(Records from a dataset)

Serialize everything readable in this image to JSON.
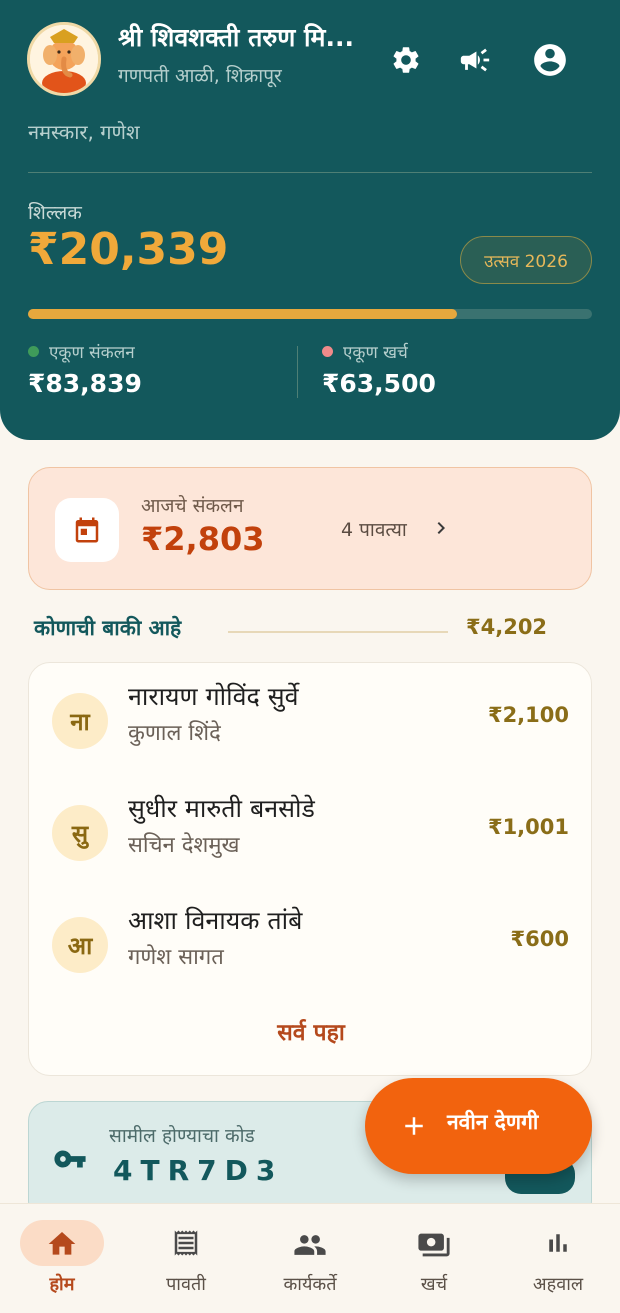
{
  "header": {
    "org_name": "श्री शिवशक्ती तरुण मि...",
    "location": "गणपती आळी, शिक्रापूर",
    "greeting": "नमस्कार, गणेश",
    "balance_label": "शिल्लक",
    "balance_amount": "₹20,339",
    "festival_chip": "उत्सव 2026",
    "progress_fraction": 0.76,
    "total_collection_label": "एकूण संकलन",
    "total_collection_value": "₹83,839",
    "total_expense_label": "एकूण खर्च",
    "total_expense_value": "₹63,500",
    "icons": [
      "settings-icon",
      "megaphone-icon",
      "account-icon"
    ]
  },
  "today": {
    "label": "आजचे संकलन",
    "amount": "₹2,803",
    "count": "4 पावत्या"
  },
  "pending": {
    "title": "कोणाची बाकी आहे",
    "total": "₹4,202",
    "items": [
      {
        "initial": "ना",
        "name": "नारायण गोविंद सुर्वे",
        "collector": "कुणाल शिंदे",
        "amount": "₹2,100"
      },
      {
        "initial": "सु",
        "name": "सुधीर मारुती बनसोडे",
        "collector": "सचिन देशमुख",
        "amount": "₹1,001"
      },
      {
        "initial": "आ",
        "name": "आशा विनायक तांबे",
        "collector": "गणेश सागत",
        "amount": "₹600"
      }
    ],
    "see_all": "सर्व पहा"
  },
  "join": {
    "label": "सामील होण्याचा कोड",
    "code": "4TR7D3"
  },
  "fab": {
    "label": "नवीन देणगी"
  },
  "nav": {
    "items": [
      {
        "label": "होम",
        "icon": "home-icon",
        "active": true
      },
      {
        "label": "पावती",
        "icon": "receipt-icon",
        "active": false
      },
      {
        "label": "कार्यकर्ते",
        "icon": "people-icon",
        "active": false
      },
      {
        "label": "खर्च",
        "icon": "payments-icon",
        "active": false
      },
      {
        "label": "अहवाल",
        "icon": "bar-chart-icon",
        "active": false
      }
    ]
  },
  "colors": {
    "header_bg": "#13585c",
    "accent_gold": "#f0a93a",
    "accent_orange": "#f2630e",
    "collection_dot": "#3f9b5a",
    "expense_dot": "#f08a8a"
  }
}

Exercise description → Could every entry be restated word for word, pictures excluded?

Answer to this exercise →
Serialize everything readable in this image to JSON.
{
  "header": {
    "org_name": "श्री शिवशक्ती तरुण मि...",
    "location": "गणपती आळी, शिक्रापूर",
    "greeting": "नमस्कार, गणेश",
    "balance_label": "शिल्लक",
    "balance_amount": "₹20,339",
    "festival_chip": "उत्सव 2026",
    "progress_fraction": 0.76,
    "total_collection_label": "एकूण संकलन",
    "total_collection_value": "₹83,839",
    "total_expense_label": "एकूण खर्च",
    "total_expense_value": "₹63,500",
    "icons": [
      "settings-icon",
      "megaphone-icon",
      "account-icon"
    ]
  },
  "today": {
    "label": "आजचे संकलन",
    "amount": "₹2,803",
    "count": "4 पावत्या"
  },
  "pending": {
    "title": "कोणाची बाकी आहे",
    "total": "₹4,202",
    "items": [
      {
        "initial": "ना",
        "name": "नारायण गोविंद सुर्वे",
        "collector": "कुणाल शिंदे",
        "amount": "₹2,100"
      },
      {
        "initial": "सु",
        "name": "सुधीर मारुती बनसोडे",
        "collector": "सचिन देशमुख",
        "amount": "₹1,001"
      },
      {
        "initial": "आ",
        "name": "आशा विनायक तांबे",
        "collector": "गणेश सागत",
        "amount": "₹600"
      }
    ],
    "see_all": "सर्व पहा"
  },
  "join": {
    "label": "सामील होण्याचा कोड",
    "code": "4TR7D3"
  },
  "fab": {
    "label": "नवीन देणगी"
  },
  "nav": {
    "items": [
      {
        "label": "होम",
        "icon": "home-icon",
        "active": true
      },
      {
        "label": "पावती",
        "icon": "receipt-icon",
        "active": false
      },
      {
        "label": "कार्यकर्ते",
        "icon": "people-icon",
        "active": false
      },
      {
        "label": "खर्च",
        "icon": "payments-icon",
        "active": false
      },
      {
        "label": "अहवाल",
        "icon": "bar-chart-icon",
        "active": false
      }
    ]
  },
  "colors": {
    "header_bg": "#13585c",
    "accent_gold": "#f0a93a",
    "accent_orange": "#f2630e",
    "collection_dot": "#3f9b5a",
    "expense_dot": "#f08a8a"
  }
}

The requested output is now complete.